*** LISTED RECORDS Section Begins ***
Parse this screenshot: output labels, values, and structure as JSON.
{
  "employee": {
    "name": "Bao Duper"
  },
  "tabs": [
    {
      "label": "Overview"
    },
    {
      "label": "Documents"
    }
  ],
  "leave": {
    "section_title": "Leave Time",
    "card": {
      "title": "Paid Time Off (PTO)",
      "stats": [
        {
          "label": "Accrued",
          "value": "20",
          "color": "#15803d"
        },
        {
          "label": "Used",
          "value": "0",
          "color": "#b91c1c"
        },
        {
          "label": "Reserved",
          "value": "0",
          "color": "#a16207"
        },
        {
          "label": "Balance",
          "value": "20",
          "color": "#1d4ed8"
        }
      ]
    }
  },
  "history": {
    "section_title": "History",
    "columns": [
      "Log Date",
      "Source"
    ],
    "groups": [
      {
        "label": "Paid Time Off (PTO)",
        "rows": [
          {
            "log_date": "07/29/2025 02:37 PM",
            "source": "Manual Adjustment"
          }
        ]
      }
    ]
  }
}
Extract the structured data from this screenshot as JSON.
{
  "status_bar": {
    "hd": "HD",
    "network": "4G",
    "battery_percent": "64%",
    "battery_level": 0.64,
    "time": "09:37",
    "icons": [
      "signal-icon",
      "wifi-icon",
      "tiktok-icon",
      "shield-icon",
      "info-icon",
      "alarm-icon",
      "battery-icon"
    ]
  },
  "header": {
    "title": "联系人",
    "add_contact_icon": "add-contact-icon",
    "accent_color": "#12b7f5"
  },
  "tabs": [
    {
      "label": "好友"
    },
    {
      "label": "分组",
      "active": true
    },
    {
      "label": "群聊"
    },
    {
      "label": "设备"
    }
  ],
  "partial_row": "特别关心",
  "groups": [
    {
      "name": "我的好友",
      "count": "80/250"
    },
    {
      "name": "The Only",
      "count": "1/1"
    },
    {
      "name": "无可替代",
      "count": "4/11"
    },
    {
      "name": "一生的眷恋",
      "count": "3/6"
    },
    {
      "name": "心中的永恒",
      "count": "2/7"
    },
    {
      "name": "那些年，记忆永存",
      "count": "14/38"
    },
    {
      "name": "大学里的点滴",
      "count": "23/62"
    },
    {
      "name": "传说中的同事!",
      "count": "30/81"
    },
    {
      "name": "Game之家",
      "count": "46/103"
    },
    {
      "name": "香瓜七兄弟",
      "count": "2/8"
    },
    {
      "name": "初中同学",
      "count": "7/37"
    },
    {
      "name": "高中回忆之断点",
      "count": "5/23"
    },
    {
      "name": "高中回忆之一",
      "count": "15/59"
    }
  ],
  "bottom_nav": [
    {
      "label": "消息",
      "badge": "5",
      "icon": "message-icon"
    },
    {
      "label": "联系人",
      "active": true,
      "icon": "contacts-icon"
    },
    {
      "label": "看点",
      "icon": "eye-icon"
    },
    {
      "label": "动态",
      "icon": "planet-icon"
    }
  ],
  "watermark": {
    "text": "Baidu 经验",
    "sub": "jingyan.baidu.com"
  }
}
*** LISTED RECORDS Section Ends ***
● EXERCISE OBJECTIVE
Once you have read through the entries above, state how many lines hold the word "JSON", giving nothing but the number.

● WRITTEN RESPONSE
2